Talk to the Veterans Crisis Line now
U.S. flag
An official website of the United States government

Health Services Research & Development

Veterans Crisis Line Badge
Go to the ORD website
Go to the QUERI website
2015 Conference Logo



2015 HSR&D/QUERI National Conference Abstract

Printable View

3141 — Use of VA and Medicare Services by Dually Eligible Veterans Receiving VA Primary Care After Implementation of Patient Aligned Care Teams (PACT)

Rosenthal GE, Center for Comprehensive Access & Delivery Research and Evaluation (CADRE), Iowa City VA Health Care System; VISN 23 PACT Demonstration Lab; Lampman MA, Center for Comprehensive Access & Delivery Research and Evaluation (CADRE), Iowa City VA Health Care System; VISN 23 PACT Demonstration Lab; McCoy KD, Center for Comprehensive Access & Delivery Research and Evaluation (CADRE), Iowa City VA Health Care System; VISN 23 PACT Demonstration Lab; Vaughan Sarrazin MS, Center for Comprehensive Access & Delivery Research and Evaluation (CADRE), Iowa City VA Health Care System; VISN 23 PACT Demonstration Lab;

Objectives:
Examine changes in utilization patterns of VA and non-VA services by Veterans in VA primary care clinics after implementation of the PACT model in 2010.

Methods:
Merged VA and Medicare administrative data for patients 65 years and older in 2010 (n = 1,282,542) and 2012 (n = 1,128,190) were used to compare utilization of outpatient and inpatient services in patients receiving primary care in VA medical centers (VAMCs) and community based outpatient clinics (CBOCs). Inpatient services were categorized using DRGs; outpatient services were categorized using provider specialty codes.

Results:
In 2010, Veterans receiving primary care in CBOCs were more likely (p < .001) to receive concurrent Medicare primary care services (51.3% vs. 38.8%) than Veterans in VAMCs; while Veterans in VAMCs were more likely (p < .001) to receive outpatient specialty care from the VA than Medicare (44.0% vs. 61.9%). While these patterns were consistent in 2012, the overall proportion of Veterans receiving Medicare services declined for primary care (44.9% in 2010 vs. 39.9% in 2012) and outpatient specialty care (53.9% in 2010 vs. 48.4% in 2012). Declines in use of Medicare services were consistent in VAMC and CBOC patients when examined separately. In contrast, use of VA outpatient specialty services increased (p < .001) in all patients (53.2% in 2010 vs. 55.8% in 2012) and for VAMC (61.9% vs. 64.6%) and CBOC (44.0% vs. 47.2%) patients.
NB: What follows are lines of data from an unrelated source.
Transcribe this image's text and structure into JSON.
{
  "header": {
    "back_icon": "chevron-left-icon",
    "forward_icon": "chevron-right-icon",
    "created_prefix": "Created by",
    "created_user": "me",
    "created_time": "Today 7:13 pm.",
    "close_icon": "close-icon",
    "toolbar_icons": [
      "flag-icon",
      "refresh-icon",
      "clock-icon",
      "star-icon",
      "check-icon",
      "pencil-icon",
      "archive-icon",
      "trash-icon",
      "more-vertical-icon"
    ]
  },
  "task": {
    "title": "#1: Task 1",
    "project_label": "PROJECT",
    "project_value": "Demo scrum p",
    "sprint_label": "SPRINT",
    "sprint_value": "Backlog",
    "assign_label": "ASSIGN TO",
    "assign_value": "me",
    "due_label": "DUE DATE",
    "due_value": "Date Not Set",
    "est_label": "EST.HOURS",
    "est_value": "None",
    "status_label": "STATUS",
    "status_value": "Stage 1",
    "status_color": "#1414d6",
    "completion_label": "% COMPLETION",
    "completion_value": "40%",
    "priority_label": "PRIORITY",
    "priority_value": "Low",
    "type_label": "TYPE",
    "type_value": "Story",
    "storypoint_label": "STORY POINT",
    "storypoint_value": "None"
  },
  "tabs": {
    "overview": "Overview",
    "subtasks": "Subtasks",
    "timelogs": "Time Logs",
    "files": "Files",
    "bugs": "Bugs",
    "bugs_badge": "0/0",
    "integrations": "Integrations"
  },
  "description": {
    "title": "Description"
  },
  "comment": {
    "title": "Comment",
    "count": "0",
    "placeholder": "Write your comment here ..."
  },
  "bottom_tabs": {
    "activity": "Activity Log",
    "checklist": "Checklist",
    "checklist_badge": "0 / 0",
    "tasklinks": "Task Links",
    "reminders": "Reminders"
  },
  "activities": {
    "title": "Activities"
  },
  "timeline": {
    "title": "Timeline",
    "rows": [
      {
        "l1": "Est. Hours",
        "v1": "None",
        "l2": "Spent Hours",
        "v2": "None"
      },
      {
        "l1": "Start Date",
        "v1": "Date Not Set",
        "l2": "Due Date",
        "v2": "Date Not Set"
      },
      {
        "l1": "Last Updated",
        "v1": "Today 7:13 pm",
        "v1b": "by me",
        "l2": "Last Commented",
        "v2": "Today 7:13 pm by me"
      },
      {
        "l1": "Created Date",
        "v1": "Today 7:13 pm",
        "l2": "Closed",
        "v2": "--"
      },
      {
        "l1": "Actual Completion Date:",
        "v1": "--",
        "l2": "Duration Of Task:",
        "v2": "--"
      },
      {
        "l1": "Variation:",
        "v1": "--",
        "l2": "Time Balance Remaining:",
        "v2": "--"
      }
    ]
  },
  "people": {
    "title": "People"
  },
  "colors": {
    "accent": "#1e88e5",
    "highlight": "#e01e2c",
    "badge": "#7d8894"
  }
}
While Veterans were more likely to receive inpatient medical and surgical services through Medicare than the VA, use of the VA increased somewhat between 2010 and 2012 for medical (6.5% vs. 7.2%) and surgical services (2.3% vs. 2.4%), while the use of Medicare declined somewhat between 2010 and 2012 for inpatient medical (13.3% vs. 13.2%) and surgical (6.6% vs. 5.7%) services.

Implications:
A significant proportion of Medicare eligible Veterans receive care from both the VA and Medicare. However, implementation of the PACT model was associated with a greater reliance on VA services.

Impacts:
Evaluations of the quality and cost of VA care must account for the use of non-VA services. Failure to account for such utilization may lead to biased estimates of the impact of PACT and other changes in VA healthcare delivery on healthcare utilization.